People around the world enjoy sports: baseball, basketball, football, golf, hockey, rugby, track and field, soccer, softball, swimming, tennis, among many others.  And as much as we may think that spirituality and sports are unrelated, even a casual fan can notice a team praying before a game, one athlete meditating before he or she steps onto the field, and another pointing skyward and thanking God for a victory.

Even more interesting is what the Public Religion Research Institute (PRRI) discovered: 25% of Americans believe that God plays a role in determining which teams win sporting events.  In addition to God’s role in a game’s outcome, 53% of Americans believe that God blesses faithful athletes with abundant health and success.  Yet, 20% of sports fans also believe that their team has been cursed at some point.  Still another 28% say that they’ve prayed that God supports their team.

The challenge with these beliefs is that they create a capricious, puppeteer deity, a god which plays with our lives like a cosmic chess match, moving us around on some heavenly game board.  It presumes that God chooses winners and losers, establishing a special bracket only one person or team can win at some pre-determined time.

Yet, the truth is: God doesn’t create brackets or pick favorites.  Though sometimes, we do.  God doesn’t move us around.  We choose where we’ll go, what we’ll do, who we’ll be and how we’ll play our own game.  We decide whether to make winning or losing the ultimate prize or whether we’ll get into the game for the pure experience and joy of it.  When we believe that God plays roles or holds positions, we forget that God is infinite compassion, overflowing grace and unconditional love, a power and presence so awesome and wondrous, we won’t ever fully comprehend it.

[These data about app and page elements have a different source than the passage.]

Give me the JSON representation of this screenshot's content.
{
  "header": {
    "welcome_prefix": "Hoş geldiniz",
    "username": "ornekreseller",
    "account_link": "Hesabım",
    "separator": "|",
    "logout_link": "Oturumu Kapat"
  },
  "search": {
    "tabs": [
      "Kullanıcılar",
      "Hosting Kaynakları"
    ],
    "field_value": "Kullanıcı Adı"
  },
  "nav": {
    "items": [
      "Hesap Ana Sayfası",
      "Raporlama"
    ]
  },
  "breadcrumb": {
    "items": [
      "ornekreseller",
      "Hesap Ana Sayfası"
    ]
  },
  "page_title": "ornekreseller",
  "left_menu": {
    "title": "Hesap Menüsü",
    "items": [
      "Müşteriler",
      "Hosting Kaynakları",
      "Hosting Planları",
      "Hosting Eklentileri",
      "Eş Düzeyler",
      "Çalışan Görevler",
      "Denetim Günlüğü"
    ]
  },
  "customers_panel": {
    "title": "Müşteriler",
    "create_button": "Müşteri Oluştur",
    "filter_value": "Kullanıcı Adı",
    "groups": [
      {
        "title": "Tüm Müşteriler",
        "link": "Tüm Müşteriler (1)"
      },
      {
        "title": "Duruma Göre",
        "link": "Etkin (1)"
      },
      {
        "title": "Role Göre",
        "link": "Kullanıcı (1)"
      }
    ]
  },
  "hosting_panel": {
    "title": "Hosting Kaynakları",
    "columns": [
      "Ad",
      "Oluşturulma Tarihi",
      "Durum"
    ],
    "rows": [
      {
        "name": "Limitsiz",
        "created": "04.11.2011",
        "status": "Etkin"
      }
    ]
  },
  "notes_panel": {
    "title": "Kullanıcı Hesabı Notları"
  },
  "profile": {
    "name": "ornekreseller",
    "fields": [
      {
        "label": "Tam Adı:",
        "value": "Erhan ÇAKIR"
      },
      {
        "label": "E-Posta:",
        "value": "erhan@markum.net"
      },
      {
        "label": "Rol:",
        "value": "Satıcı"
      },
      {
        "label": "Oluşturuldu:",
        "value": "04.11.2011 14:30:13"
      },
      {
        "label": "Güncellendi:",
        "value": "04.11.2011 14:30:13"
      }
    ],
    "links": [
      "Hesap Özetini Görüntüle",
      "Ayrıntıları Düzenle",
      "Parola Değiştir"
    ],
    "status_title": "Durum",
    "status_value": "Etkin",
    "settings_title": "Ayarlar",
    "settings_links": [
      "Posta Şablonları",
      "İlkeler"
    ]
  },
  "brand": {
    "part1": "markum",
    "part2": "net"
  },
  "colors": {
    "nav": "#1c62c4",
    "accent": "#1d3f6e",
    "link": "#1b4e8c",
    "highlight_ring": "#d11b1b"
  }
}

As we grow in spiritual maturity, we begin to realize that no matter which playing field we’re on, we choose how we’ll live and how we’ll do what all spiritual masters do: Live as the beloved, divine creations of God we are, no matter which team we’re on.  We also stop diminishing others or trying to wrestle the trophy away from someone else.  We become masters of our own spiritual practice first.  We invest time in contemplation, meditation, prayer and reflection so we can align ourselves with God.

On the way, we also release the need to know how everything will turn out.  We walk by faith, rather than by sight.  We know someone or some team will win, though we don’t always know which one.

And as we grow, we remember the truth: God doesn’t take sides.  God is on all sides, with us, within us, around us, expressing through us, as us.  And at any moment, we can change our game and be on God’s side, too.

© 2017 – Rev. Jennifer L. Sacks.  All rights reserved.

Print Friendly, PDF & Email
%d bloggers like this: